The wines of Friuli are very poorly distributed in Canada, and particularly in BC. This does not mean they are cheap – reputation and quality have led to quite high prices in Europe. So, you will not find a bargain with these wines. What you will find with top producers are some of Italy’s most exciting, distinctive noble wines. Ronchi di Cialla fits in that category.
Indigenous Grapes, Ecosystems and Ethics
Friuli is a biodiverse region with significant climatic variation. This has allowed a variety of grapes and terroir to flourish. Indigenous grapes are an important part of the landscape now where once they were almost extinct. Ronchi di Cialla, founded in 1970, was an important part of the preservation and resurgence of Friuli’s most important local varieties, such as Schioppettino, Refosco, Verduzzo, and Ribolla Gialla.
Why are these grapes, and Schioppettino in particular, important? Firstly, Schioppettino was one of the key grapes that local producers, including the Rapuzzi family that runs Ronchi di Cialla, pushed into the market in the 1970’s when the Italian regulator was not at all supportive. Ultimately, these producers convinced the powers that be to permit the variety and today there are an increasing number of wines made from this grape. Sadly, Schioppettino is quite rare to find in North America, but a report I had read on the blog Do Bianchi back in 2012 indicated that the grape has tremendous merit. It was only this year that I managed to find a bottle.
In my view, Ronchi di Cialla’s version of the grape is outstanding and merits attention.
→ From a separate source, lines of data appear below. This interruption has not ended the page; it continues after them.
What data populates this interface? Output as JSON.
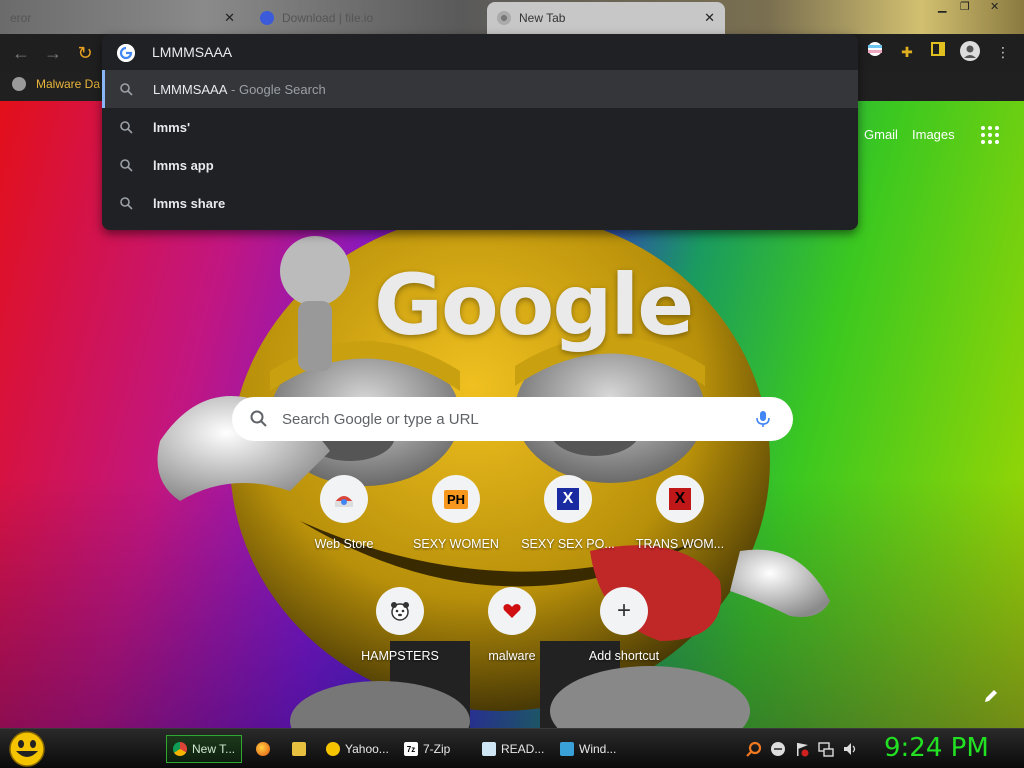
{
  "browser": {
    "tabs": [
      {
        "title": "eror",
        "active": false
      },
      {
        "title": "Download | file.io",
        "active": false
      },
      {
        "title": "New Tab",
        "active": true
      }
    ],
    "close_glyph": "✕",
    "omnibox": {
      "value": "LMMMSAAA",
      "suggestions": [
        {
          "text": "LMMMSAAA",
          "suffix": " - Google Search",
          "selected": true
        },
        {
          "text": "lmms'",
          "suffix": "",
          "selected": false
        },
        {
          "text": "lmms app",
          "suffix": "",
          "selected": false
        },
        {
          "text": "lmms share",
          "suffix": "",
          "selected": false
        }
      ]
    },
    "bookmarks": [
      {
        "label": "Malware Da"
      }
    ]
  },
  "newtab": {
    "gmail": "Gmail",
    "images": "Images",
    "logo": "Google",
    "search_placeholder": "Search Google or type a URL",
    "shortcuts": [
      {
        "label": "Web Store",
        "icon": "webstore-icon"
      },
      {
        "label": "SEXY WOMEN",
        "icon": "ph-icon",
        "badge": "PH"
      },
      {
        "label": "SEXY SEX PO...",
        "icon": "x-icon",
        "badge": "X"
      },
      {
        "label": "TRANS WOM...",
        "icon": "x-red-icon",
        "badge": "X"
      },
      {
        "label": "HAMPSTERS",
        "icon": "hamster-icon"
      },
      {
        "label": "malware",
        "icon": "heart-icon"
      },
      {
        "label": "Add shortcut",
        "icon": "plus-icon",
        "badge": "+"
      }
    ]
  },
  "taskbar": {
    "items": [
      {
        "label": "New T...",
        "icon": "chrome-icon",
        "active": true
      },
      {
        "label": "",
        "icon": "firefox-icon",
        "active": false
      },
      {
        "label": "",
        "icon": "folder-icon",
        "active": false
      },
      {
        "label": "Yahoo...",
        "icon": "yahoo-smiley-icon",
        "active": false
      },
      {
        "label": "7-Zip",
        "icon": "7zip-icon",
        "active": false,
        "badge": "7z"
      },
      {
        "label": "READ...",
        "icon": "notepad-icon",
        "active": false
      },
      {
        "label": "Wind...",
        "icon": "window-icon",
        "active": false
      }
    ],
    "clock": "9:24 PM"
  },
  "colors": {
    "omnibox_bg": "#202124",
    "selected_row": "#35363a",
    "accent_blue": "#8ab4f8",
    "clock_green": "#22e022",
    "bookmark_text": "#e8b53a"
  }
}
It is truly juicy and aromatic. It is balanced and modest in alcohol. It pairs very well with much western food and has an invigorating flavour and aroma profile.
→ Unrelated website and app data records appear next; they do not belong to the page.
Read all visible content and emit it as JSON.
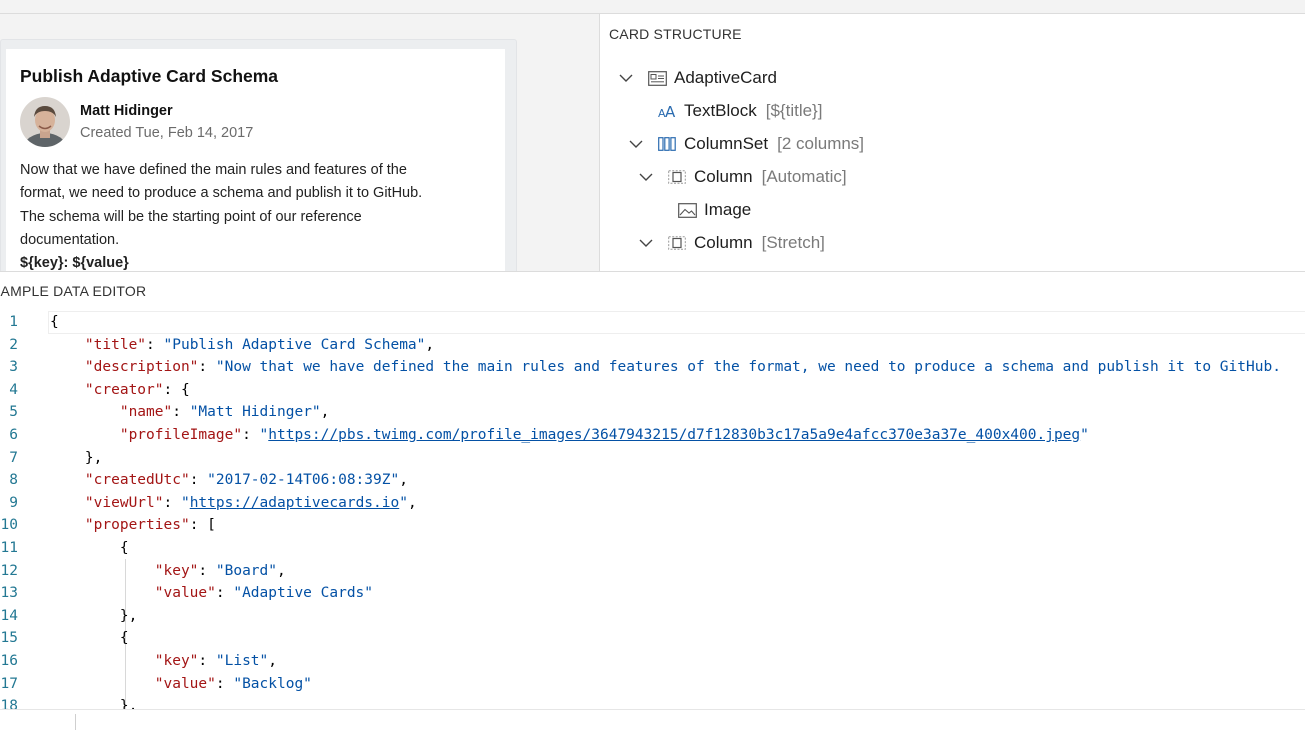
{
  "preview": {
    "card": {
      "title": "Publish Adaptive Card Schema",
      "creator_name": "Matt Hidinger",
      "created": "Created Tue, Feb 14, 2017",
      "description_lines": [
        "Now that we have defined the main rules and features of the",
        "format, we need to produce a schema and publish it to GitHub.",
        "The schema will be the starting point of our reference",
        "documentation."
      ],
      "cutoff_text": "${key}: ${value}"
    }
  },
  "structure": {
    "header": "CARD STRUCTURE",
    "nodes": [
      {
        "label": "AdaptiveCard",
        "hint": "",
        "icon": "adaptive-card-icon"
      },
      {
        "label": "TextBlock",
        "hint": "[${title}]",
        "icon": "text-block-icon"
      },
      {
        "label": "ColumnSet",
        "hint": "[2 columns]",
        "icon": "column-set-icon"
      },
      {
        "label": "Column",
        "hint": "[Automatic]",
        "icon": "column-icon"
      },
      {
        "label": "Image",
        "hint": "",
        "icon": "image-icon"
      },
      {
        "label": "Column",
        "hint": "[Stretch]",
        "icon": "column-icon"
      }
    ]
  },
  "editor": {
    "header": "SAMPLE DATA EDITOR",
    "line_numbers": [
      "1",
      "2",
      "3",
      "4",
      "5",
      "6",
      "7",
      "8",
      "9",
      "10",
      "11",
      "12",
      "13",
      "14",
      "15",
      "16",
      "17",
      "18"
    ],
    "json": {
      "title_key": "\"title\"",
      "title_val": "\"Publish Adaptive Card Schema\"",
      "desc_key": "\"description\"",
      "desc_val": "\"Now that we have defined the main rules and features of the format, we need to produce a schema and publish it to GitHub.",
      "creator_key": "\"creator\"",
      "name_key": "\"name\"",
      "name_val": "\"Matt Hidinger\"",
      "profile_key": "\"profileImage\"",
      "profile_url": "https://pbs.twimg.com/profile_images/3647943215/d7f12830b3c17a5a9e4afcc370e3a37e_400x400.jpeg",
      "created_key": "\"createdUtc\"",
      "created_val": "\"2017-02-14T06:08:39Z\"",
      "viewurl_key": "\"viewUrl\"",
      "viewurl_url": "https://adaptivecards.io",
      "properties_key": "\"properties\"",
      "key_key": "\"key\"",
      "value_key": "\"value\"",
      "board_val": "\"Board\"",
      "adaptive_val": "\"Adaptive Cards\"",
      "list_val": "\"List\"",
      "backlog_val": "\"Backlog\""
    }
  }
}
More importantly, families like the Rapuzzis represent a way of living that in my view is attracting increasing numbers of young people to pursue wine as a career path. In 1970, Paolo Rapuzzi and his wife were fed up working as sales people in a corporate environment. They were sick of having no purpose but reporting to a boss and making a company money. So they chose a path they felt would allow them escape this world. That choice was a choice about ethics. It was a choice about how to live a good life. It is a choice that has been increasingly dissipated by the structures of our society but that is increasingly longed for. It is a choice so very few of us ever take responsibility to make. Sadly, Paolo passed away about two years ago.
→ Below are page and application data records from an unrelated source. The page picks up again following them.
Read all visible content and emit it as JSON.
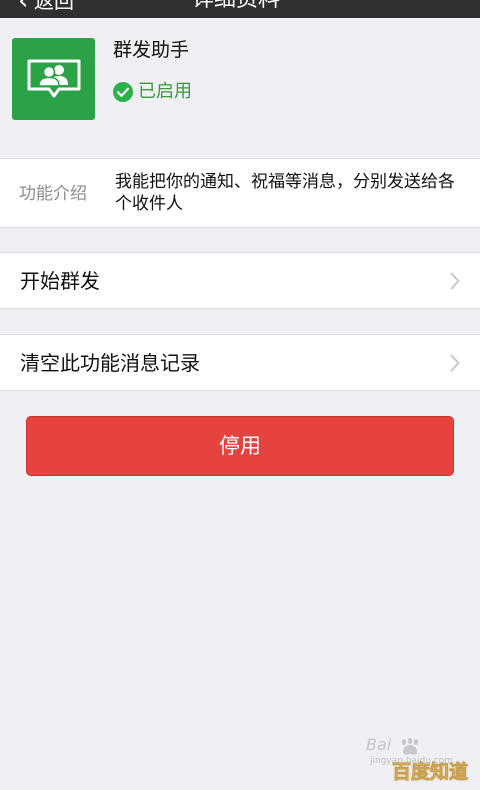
{
  "nav": {
    "back_glyph": "‹",
    "back_label": "返回",
    "title": "详细资料"
  },
  "profile": {
    "name": "群发助手",
    "status": "已启用",
    "status_color": "#3a9a3c",
    "icon": "group-chat-icon",
    "icon_bg": "#2ba245"
  },
  "intro": {
    "label": "功能介绍",
    "text": "我能把你的通知、祝福等消息，分别发送给各个收件人"
  },
  "rows": [
    {
      "label": "开始群发",
      "icon": "chevron-right-icon"
    },
    {
      "label": "清空此功能消息记录",
      "icon": "chevron-right-icon"
    }
  ],
  "disable_button": {
    "label": "停用",
    "color": "#e64340"
  },
  "watermark": {
    "brand": "Bai",
    "sub": "jingyan.baidu.com",
    "logo": "百度知道"
  }
}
This intention is why the wines at Ronchi di Cialla were always fermented naturally and no chemical herbicides, pesticides or fertilizers were ever used. Doing so would have disrupted the Rapuzzi’s ethical intentions. Those intentions rejected the hyper rationalization of the corporate world and instead sought more interconnected balance. The ecosystem in which Ronchi di Cialla’s vineyards are planted protect the vines much better than any chemical interventions: vine pests have natural predators in the local forest, which keep them in check. Though these days such approaches are more common and certainly more written about and valorized, in 1970 it took a very particular ethical choice, derived not from a trend but from a personal intention, to allow for and preserve such an interconnected system. I am glad for it and warmed by the integrity.
This is wonderful wine with purpose that you rarely find in BC. I highly recommend it.
$50 + tax at BCLDB